RECORD EXCERPTS:
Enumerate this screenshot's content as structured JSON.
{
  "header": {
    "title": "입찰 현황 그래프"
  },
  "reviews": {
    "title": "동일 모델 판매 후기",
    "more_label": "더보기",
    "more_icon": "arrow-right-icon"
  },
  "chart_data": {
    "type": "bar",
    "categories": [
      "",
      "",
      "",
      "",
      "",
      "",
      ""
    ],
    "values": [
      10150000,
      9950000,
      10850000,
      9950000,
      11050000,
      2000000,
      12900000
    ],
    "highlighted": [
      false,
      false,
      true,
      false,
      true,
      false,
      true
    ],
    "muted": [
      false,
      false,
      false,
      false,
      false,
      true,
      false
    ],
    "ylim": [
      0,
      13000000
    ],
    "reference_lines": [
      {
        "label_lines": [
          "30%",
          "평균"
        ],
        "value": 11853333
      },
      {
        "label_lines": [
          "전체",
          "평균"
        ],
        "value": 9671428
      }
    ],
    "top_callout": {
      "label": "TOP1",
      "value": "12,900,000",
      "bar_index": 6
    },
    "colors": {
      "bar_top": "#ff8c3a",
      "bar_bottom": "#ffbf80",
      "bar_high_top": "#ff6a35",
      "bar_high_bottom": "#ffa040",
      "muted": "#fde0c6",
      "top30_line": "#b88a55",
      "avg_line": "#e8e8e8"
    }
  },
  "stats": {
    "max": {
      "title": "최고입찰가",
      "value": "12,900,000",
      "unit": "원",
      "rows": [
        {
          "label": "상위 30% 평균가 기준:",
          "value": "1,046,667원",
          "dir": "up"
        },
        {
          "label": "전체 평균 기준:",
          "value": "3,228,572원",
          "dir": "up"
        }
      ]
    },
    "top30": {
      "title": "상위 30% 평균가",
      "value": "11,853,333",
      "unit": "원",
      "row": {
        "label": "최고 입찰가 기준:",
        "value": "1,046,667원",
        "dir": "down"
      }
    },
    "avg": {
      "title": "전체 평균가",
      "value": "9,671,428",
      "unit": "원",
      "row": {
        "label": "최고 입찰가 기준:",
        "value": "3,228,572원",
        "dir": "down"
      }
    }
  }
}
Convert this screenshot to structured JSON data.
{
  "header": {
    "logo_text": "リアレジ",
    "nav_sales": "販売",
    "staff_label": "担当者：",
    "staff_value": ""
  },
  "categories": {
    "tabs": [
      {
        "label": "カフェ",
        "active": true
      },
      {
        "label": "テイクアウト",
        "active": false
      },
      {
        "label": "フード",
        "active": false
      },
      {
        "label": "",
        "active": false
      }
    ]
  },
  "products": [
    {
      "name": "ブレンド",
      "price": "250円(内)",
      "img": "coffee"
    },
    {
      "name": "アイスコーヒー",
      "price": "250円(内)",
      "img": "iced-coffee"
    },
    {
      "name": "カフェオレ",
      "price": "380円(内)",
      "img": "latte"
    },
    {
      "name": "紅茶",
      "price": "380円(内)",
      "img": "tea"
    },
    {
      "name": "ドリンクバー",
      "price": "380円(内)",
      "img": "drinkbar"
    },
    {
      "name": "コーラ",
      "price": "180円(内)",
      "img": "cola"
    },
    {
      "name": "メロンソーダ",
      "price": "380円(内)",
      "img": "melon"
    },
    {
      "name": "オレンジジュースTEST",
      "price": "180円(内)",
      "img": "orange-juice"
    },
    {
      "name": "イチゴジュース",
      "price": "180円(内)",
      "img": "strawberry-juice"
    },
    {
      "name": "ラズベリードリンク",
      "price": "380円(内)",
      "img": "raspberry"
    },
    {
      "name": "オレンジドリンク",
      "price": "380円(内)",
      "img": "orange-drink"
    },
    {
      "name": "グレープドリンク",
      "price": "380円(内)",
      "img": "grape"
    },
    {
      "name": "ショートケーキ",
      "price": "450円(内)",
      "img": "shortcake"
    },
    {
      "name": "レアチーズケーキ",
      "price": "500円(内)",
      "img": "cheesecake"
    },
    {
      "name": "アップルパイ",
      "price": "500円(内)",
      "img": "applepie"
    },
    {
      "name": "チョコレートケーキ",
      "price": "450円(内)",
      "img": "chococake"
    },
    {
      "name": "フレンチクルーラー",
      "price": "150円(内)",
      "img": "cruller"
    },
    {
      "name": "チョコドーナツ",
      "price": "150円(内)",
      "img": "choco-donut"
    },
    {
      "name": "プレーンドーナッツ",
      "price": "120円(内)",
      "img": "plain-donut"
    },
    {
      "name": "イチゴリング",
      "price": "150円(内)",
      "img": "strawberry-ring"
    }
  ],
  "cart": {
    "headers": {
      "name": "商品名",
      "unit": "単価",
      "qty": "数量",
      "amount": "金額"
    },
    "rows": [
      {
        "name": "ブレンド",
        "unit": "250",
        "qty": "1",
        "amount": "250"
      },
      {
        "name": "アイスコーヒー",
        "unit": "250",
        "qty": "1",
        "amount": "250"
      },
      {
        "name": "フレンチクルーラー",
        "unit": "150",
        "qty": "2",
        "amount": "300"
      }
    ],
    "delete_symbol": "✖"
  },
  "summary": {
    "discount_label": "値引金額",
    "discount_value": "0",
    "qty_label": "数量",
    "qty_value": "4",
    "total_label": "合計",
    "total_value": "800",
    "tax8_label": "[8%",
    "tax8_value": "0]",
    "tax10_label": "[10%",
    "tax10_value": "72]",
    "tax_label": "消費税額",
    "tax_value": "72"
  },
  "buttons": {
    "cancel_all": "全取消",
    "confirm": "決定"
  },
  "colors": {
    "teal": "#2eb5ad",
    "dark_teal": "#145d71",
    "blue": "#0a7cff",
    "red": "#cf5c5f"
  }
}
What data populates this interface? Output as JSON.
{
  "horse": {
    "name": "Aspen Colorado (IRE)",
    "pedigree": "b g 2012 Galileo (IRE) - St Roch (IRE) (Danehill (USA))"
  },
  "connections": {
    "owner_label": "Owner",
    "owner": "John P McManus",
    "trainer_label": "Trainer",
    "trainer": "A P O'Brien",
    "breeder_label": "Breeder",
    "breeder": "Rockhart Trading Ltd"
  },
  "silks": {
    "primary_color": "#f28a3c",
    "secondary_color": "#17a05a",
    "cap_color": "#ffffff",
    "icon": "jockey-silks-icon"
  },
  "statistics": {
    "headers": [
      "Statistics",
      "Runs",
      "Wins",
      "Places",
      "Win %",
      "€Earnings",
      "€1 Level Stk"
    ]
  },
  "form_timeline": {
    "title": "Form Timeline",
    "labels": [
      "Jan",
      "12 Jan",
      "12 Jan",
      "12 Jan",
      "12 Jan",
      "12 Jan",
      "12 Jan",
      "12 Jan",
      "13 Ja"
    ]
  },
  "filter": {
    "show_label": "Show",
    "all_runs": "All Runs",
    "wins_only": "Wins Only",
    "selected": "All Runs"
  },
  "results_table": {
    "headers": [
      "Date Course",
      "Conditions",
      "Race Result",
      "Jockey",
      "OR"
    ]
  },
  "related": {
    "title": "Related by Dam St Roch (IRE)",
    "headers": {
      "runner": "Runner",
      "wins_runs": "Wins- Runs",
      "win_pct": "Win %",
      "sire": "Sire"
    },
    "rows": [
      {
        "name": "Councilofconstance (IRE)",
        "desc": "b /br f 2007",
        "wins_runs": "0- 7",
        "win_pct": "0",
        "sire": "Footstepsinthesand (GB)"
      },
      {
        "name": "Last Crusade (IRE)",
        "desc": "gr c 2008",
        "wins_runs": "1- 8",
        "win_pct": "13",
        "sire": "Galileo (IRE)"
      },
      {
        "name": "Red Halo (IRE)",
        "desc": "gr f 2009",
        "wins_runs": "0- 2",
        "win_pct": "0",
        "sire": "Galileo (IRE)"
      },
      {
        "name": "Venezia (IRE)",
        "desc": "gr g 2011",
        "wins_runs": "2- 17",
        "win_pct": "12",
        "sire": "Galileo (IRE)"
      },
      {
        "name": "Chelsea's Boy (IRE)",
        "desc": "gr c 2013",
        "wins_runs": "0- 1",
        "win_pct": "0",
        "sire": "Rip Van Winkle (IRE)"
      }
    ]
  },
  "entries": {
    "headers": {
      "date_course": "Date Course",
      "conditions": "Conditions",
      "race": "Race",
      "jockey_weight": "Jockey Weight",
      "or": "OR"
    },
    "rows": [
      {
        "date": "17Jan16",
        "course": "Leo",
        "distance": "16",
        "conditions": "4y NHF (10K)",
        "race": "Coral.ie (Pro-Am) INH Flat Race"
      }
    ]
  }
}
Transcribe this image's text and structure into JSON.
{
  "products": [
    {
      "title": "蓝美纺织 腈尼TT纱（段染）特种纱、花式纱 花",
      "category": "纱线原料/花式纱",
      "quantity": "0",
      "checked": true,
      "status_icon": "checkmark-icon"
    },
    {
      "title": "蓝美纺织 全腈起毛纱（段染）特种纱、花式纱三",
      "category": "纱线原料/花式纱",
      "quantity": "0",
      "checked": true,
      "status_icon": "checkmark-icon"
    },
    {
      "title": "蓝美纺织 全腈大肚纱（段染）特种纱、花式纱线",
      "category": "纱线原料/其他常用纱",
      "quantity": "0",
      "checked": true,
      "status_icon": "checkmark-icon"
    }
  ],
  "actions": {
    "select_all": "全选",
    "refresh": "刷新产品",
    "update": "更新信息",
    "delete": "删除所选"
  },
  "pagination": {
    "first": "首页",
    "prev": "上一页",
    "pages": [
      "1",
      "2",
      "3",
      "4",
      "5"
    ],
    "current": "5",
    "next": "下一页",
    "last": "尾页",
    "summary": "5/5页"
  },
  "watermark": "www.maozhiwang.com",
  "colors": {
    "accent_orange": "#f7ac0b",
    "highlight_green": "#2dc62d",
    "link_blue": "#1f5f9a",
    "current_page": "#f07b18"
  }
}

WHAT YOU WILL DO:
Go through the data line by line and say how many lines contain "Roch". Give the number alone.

WORKED SOLUTION:
2